Except for the time and expense of having to defend claims of infringement there are no severe financial consequences of cybersquatting under the Uniform Domain Name Dispute Resolution. The UDRP is essentially a summary proceeding for evicting domain names from their cyber spaces, either cancelling registrations of infringing domain names or transferring the registrations to the trademark owners. The Anticybersquatting Consumer Protection Act (which is nested in the Trademark Act of 1946, the Lanham Act) is different in a number of ways, one of which is that infringement can be costly in damages and reasonable attorney’s fees.
The financial consequences are illustrated in a number of challenged UDRP awards in U.S. federal courts. In Lahoti v. VeriCheck, Inc., 586 F.3d 1190 (9th Cir. 2009) and Web-Adviso v. Trump, 11-cv-1413 (E.D.N.Y March 7, 2013) statutory damages were awarded against the domain name holders who had been the losing parties in the UDRP proceedings. In neither case were respondents educated about the evidentiary demands to defend against cybersquatting under the UDRP or prevail in a claim of reverse domain name hijacking under the ACPA.
The financial consequences of cybersquatting under the ACPA can be substantial, up to $100,000––15 U.S.C. § 1117(d)–– and significantly greater if the award includes damages for trademark infringement. The point is illustrated In Nguyen v. Biondo, 11-cv-81156 (S.D. FL) where the District Court awarded damages in the amount of $850,000 plus another significant amount for attorney’s fees and costs for trademark infringement and cybersquatting (aff’d 508 F. App’x 932 unpublished decision (11th Cir. 2013 ). The underlying premise of damages under the Lanham Act is the accused party’s intentional and malicious acts of infringement. Section 1117(e) provides that “a violation … shall be a rebuttable presumption that the violation is willful for purposes of determining relief….”
The consequences resulting from an infringement award could be lessened if damages were dischargeable in bankruptcy, but that is not the case for statutory damages as is clear from the decision in the subsequent bankruptcy case, 13-2333 (Bankr. S.D. FL, West Palm Beach Div. June 13, 2014). The question was whether any part of Nguyen’s award is excepted from discharge pursuant to section 523(a)(6) of the Bankruptcy Code. Section 523(a)(6) provides that an individual debtor is not discharged from any debt “for willful and malicious injury … to another entity or to the property of another entity.”
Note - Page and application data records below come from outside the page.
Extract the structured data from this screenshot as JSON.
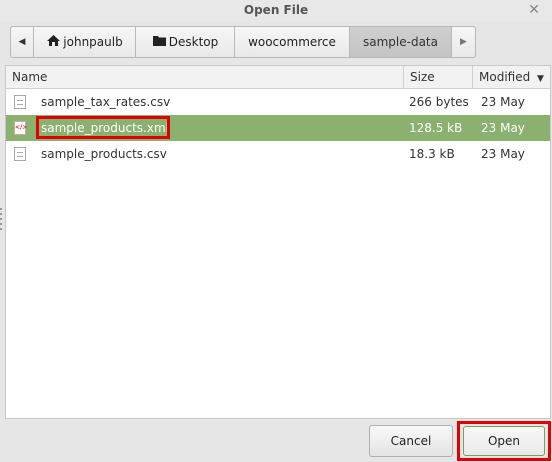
{
  "window": {
    "title": "Open File",
    "close_glyph": "✕"
  },
  "pathbar": {
    "back_glyph": "◀",
    "forward_glyph": "▶",
    "home_icon": "home-icon",
    "folder_icon": "folder-icon",
    "segments": [
      {
        "label": "johnpaulb",
        "icon": "home-icon"
      },
      {
        "label": "Desktop",
        "icon": "folder-icon"
      },
      {
        "label": "woocommerce"
      },
      {
        "label": "sample-data",
        "active": true
      }
    ]
  },
  "columns": {
    "name": "Name",
    "size": "Size",
    "modified": "Modified",
    "sort_glyph": "▼"
  },
  "files": [
    {
      "name": "sample_tax_rates.csv",
      "size": "266 bytes",
      "modified": "23 May",
      "icon": "text-file-icon"
    },
    {
      "name": "sample_products.xml",
      "size": "128.5 kB",
      "modified": "23 May",
      "icon": "xml-file-icon",
      "selected": true
    },
    {
      "name": "sample_products.csv",
      "size": "18.3 kB",
      "modified": "23 May",
      "icon": "text-file-icon"
    }
  ],
  "buttons": {
    "cancel": "Cancel",
    "open": "Open"
  },
  "colors": {
    "selection": "#8ab170",
    "highlight": "#e00000"
  }
}
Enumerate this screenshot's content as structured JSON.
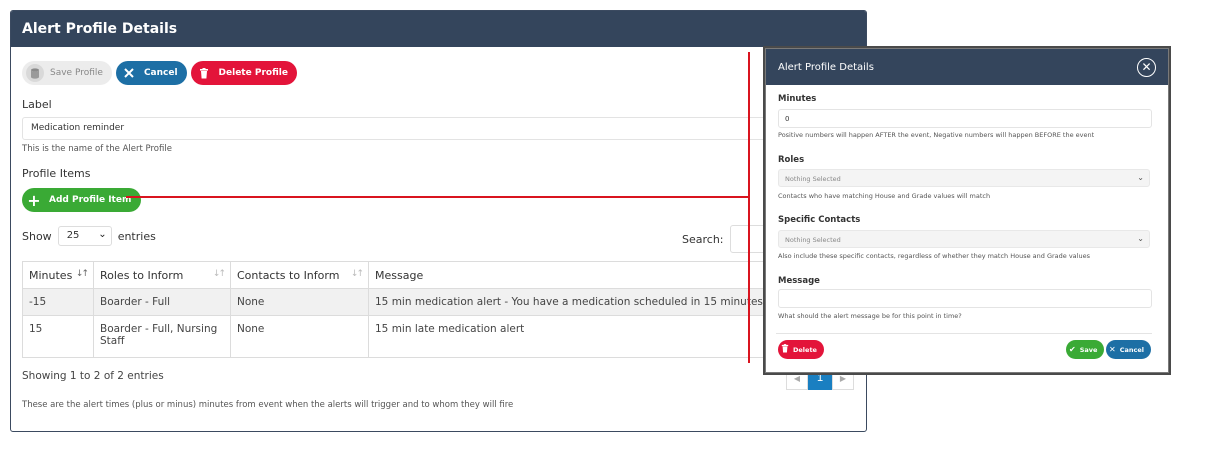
{
  "panel": {
    "title": "Alert Profile Details",
    "toolbar": {
      "save_label": "Save Profile",
      "cancel_label": "Cancel",
      "delete_label": "Delete Profile"
    },
    "label_field": {
      "label": "Label",
      "value": "Medication reminder",
      "hint": "This is the name of the Alert Profile"
    },
    "profile_items": {
      "heading": "Profile Items",
      "add_label": "Add Profile Item"
    },
    "entries": {
      "show": "Show",
      "value": "25",
      "suffix": "entries",
      "search_label": "Search:"
    },
    "table": {
      "headers": [
        "Minutes",
        "Roles to Inform",
        "Contacts to Inform",
        "Message"
      ],
      "rows": [
        [
          "-15",
          "Boarder - Full",
          "None",
          "15 min medication alert - You have a medication scheduled in 15 minutes"
        ],
        [
          "15",
          "Boarder - Full, Nursing Staff",
          "None",
          "15 min late medication alert"
        ]
      ]
    },
    "footer": {
      "info": "Showing 1 to 2 of 2 entries",
      "note": "These are the alert times (plus or minus) minutes from event when the alerts will trigger and to whom they will fire"
    },
    "pagination": {
      "current": "1"
    }
  },
  "modal": {
    "title": "Alert Profile Details",
    "minutes": {
      "label": "Minutes",
      "value": "0",
      "hint": "Positive numbers will happen AFTER the event, Negative numbers will happen BEFORE the event"
    },
    "roles": {
      "label": "Roles",
      "value": "Nothing Selected",
      "hint": "Contacts who have matching House and Grade values will match"
    },
    "contacts": {
      "label": "Specific Contacts",
      "value": "Nothing Selected",
      "hint": "Also include these specific contacts, regardless of whether they match House and Grade values"
    },
    "message": {
      "label": "Message",
      "value": "",
      "hint": "What should the alert message be for this point in time?"
    },
    "buttons": {
      "delete": "Delete",
      "save": "Save",
      "cancel": "Cancel"
    }
  },
  "colors": {
    "header": "#34455c",
    "primary": "#1d6fa5",
    "danger": "#e3143a",
    "success": "#3aaa35",
    "connector": "#d9141f"
  },
  "icons": {
    "save": "database-icon",
    "cancel": "x-icon",
    "delete": "trash-icon",
    "add": "plus-icon",
    "close": "close-icon",
    "check": "check-icon"
  }
}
The Bankruptcy Court noted that “[a]n act is ‘malicious’ within the meaning of section 523(a)(6) if it is wrongful and without just case, or excessive even where there is no ill will.” Further, “statutory damages, as opposed to actual damages, may constitute a debt for purposes of section 523(a)(6).” Trademark infringement and cybersquatting are essentially intentional acts, and as such qualify as “malicious” injury. “[I]ntentional infringement does not have uncertain or variable outcomes––it always result in harm,” Nguyen, citing Star’s Edge, Inc. v. Braun (In re Braun), 327 B.R. 447, 450 (Bankr. N.D. Cal. 2005) (“Statutory damages for copyright infringement are also indicative of injury and, therefore, are nondischargeable in bankruptcy.”)
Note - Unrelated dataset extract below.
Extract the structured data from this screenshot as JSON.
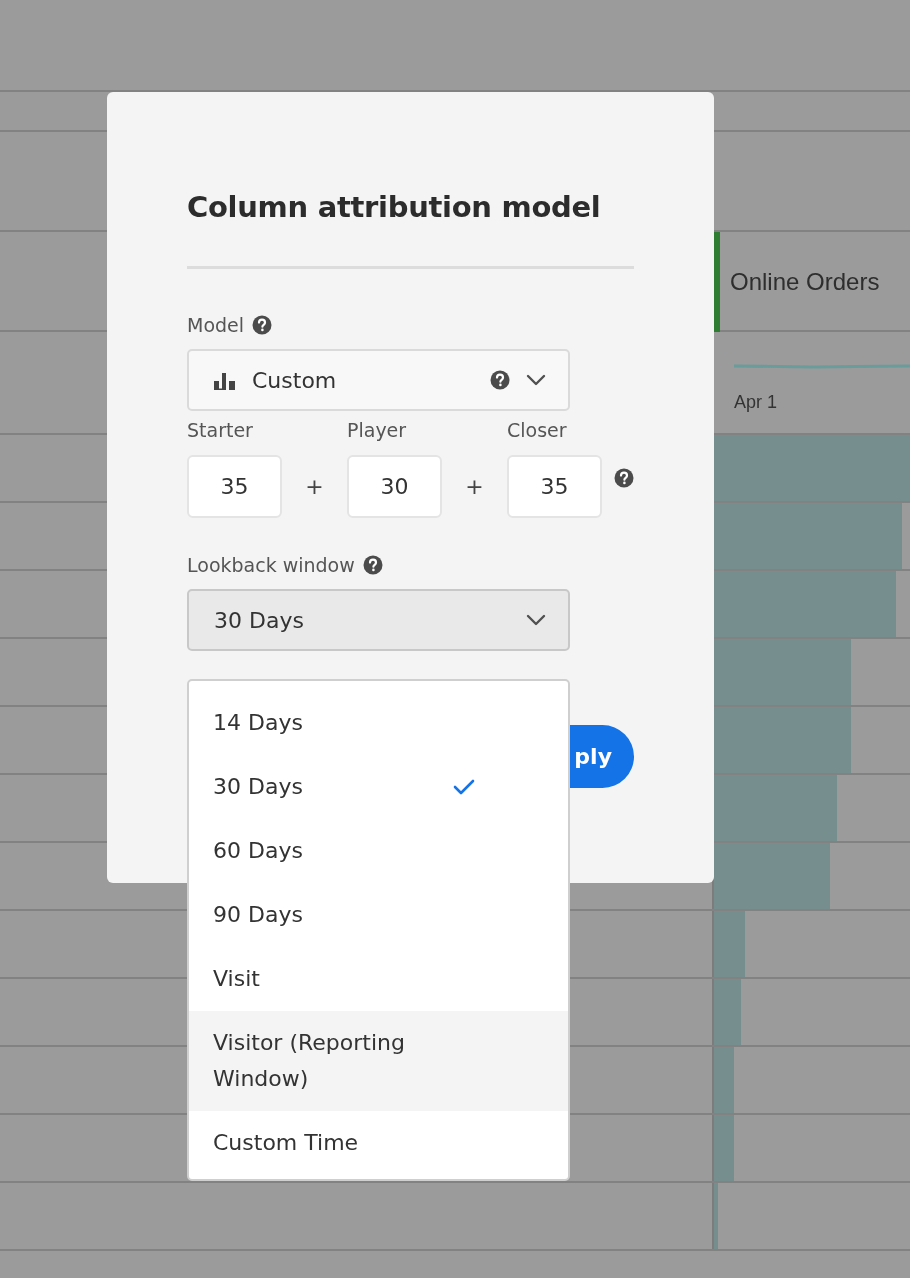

The District Court made detailed findings that Biondi “acted with the intent to infringe the Plaintiff’s property, that [he] knew his acts would cause harm, and there was no justification for [his] wrongful acts.” Biondo argued in the Bankruptcy Court that “he acted with just cause or excuse because his actions were based on advice of counsel.” In general, reliance on advice o counsel is not a defense to an action under section 523(a)(6). “This is particularly true in a case such as this where the District Court made specific findings of intent to hard [Nguyen’s] property and bad faith.” Moreover, “when a debt is nondischargeable pursuant to 11 U.S.C. § 523(a)(6), the attorney’s fees and costs associated with that debt are likewise nondischargeable,” Nguyen at 16, citing other bankruptcy decisions.
Mr. Levine is the author of a treatise on trademarks, domain names, and cybersquatting, Domain Name Arbitration, A Practical Guide to Asserting and Defending Claims of Cybersquatting under the Uniform Domain Name Dispute Resolution Policy. (2015, 558 pages). Learn more about the book at Legal Corner Press. Available from Amazon and Barnes & Noble. Ongoing Supplement here